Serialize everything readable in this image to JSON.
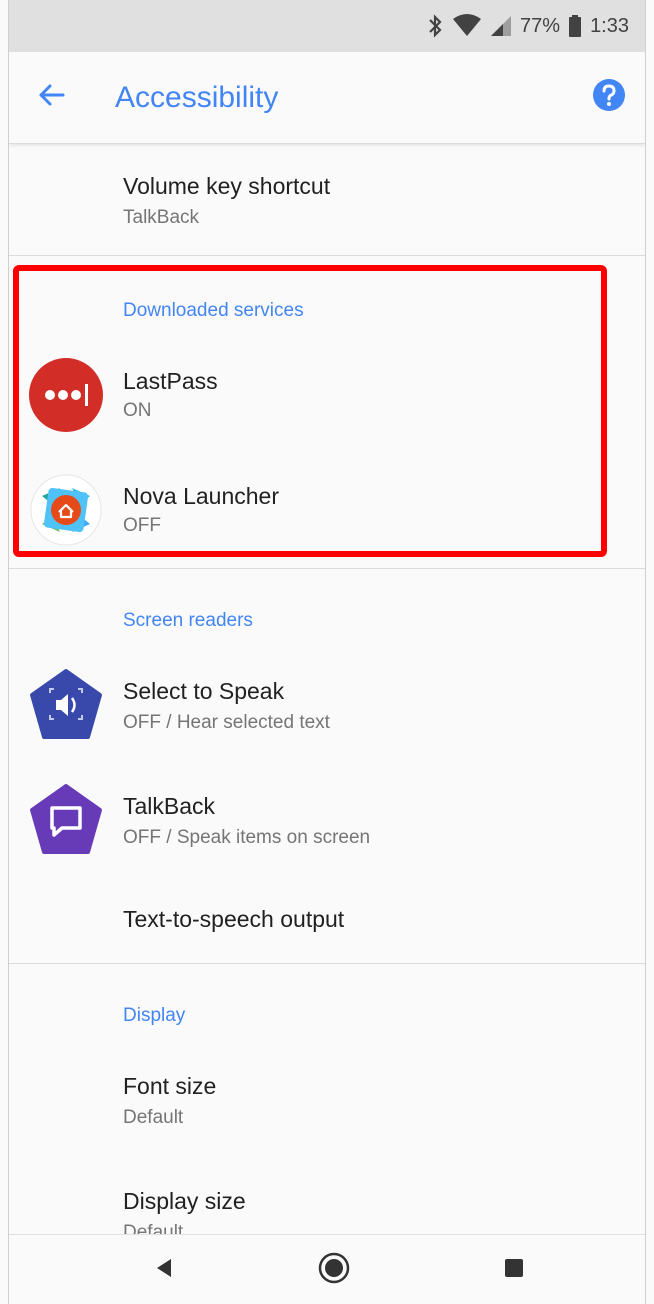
{
  "status_bar": {
    "battery_percent": "77%",
    "time": "1:33",
    "icons": [
      "bluetooth-icon",
      "wifi-icon",
      "cell-signal-icon",
      "battery-icon"
    ]
  },
  "app_bar": {
    "title": "Accessibility",
    "back_icon": "arrow-back-icon",
    "help_icon": "help-icon",
    "accent_color": "#4285f4"
  },
  "items": {
    "volume_key": {
      "title": "Volume key shortcut",
      "subtitle": "TalkBack"
    },
    "downloaded_header": "Downloaded services",
    "lastpass": {
      "title": "LastPass",
      "subtitle": "ON",
      "icon": "lastpass-icon"
    },
    "nova": {
      "title": "Nova Launcher",
      "subtitle": "OFF",
      "icon": "nova-launcher-icon"
    },
    "screen_readers_header": "Screen readers",
    "select_to_speak": {
      "title": "Select to Speak",
      "subtitle": "OFF / Hear selected text",
      "icon": "select-to-speak-icon"
    },
    "talkback": {
      "title": "TalkBack",
      "subtitle": "OFF / Speak items on screen",
      "icon": "talkback-icon"
    },
    "tts": {
      "title": "Text-to-speech output"
    },
    "display_header": "Display",
    "font_size": {
      "title": "Font size",
      "subtitle": "Default"
    },
    "display_size": {
      "title": "Display size",
      "subtitle": "Default"
    }
  },
  "nav_bar": {
    "back": "nav-back-icon",
    "home": "nav-home-icon",
    "recents": "nav-recents-icon"
  },
  "highlight_color": "#ff0000"
}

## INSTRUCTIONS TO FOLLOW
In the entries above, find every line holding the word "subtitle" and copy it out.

## YOUR RESPONSE
      "subtitle": "TalkBack"
      "subtitle": "ON",
      "subtitle": "OFF",
      "subtitle": "OFF / Hear selected text",
      "subtitle": "OFF / Speak items on screen",
      "subtitle": "Default"
      "subtitle": "Default"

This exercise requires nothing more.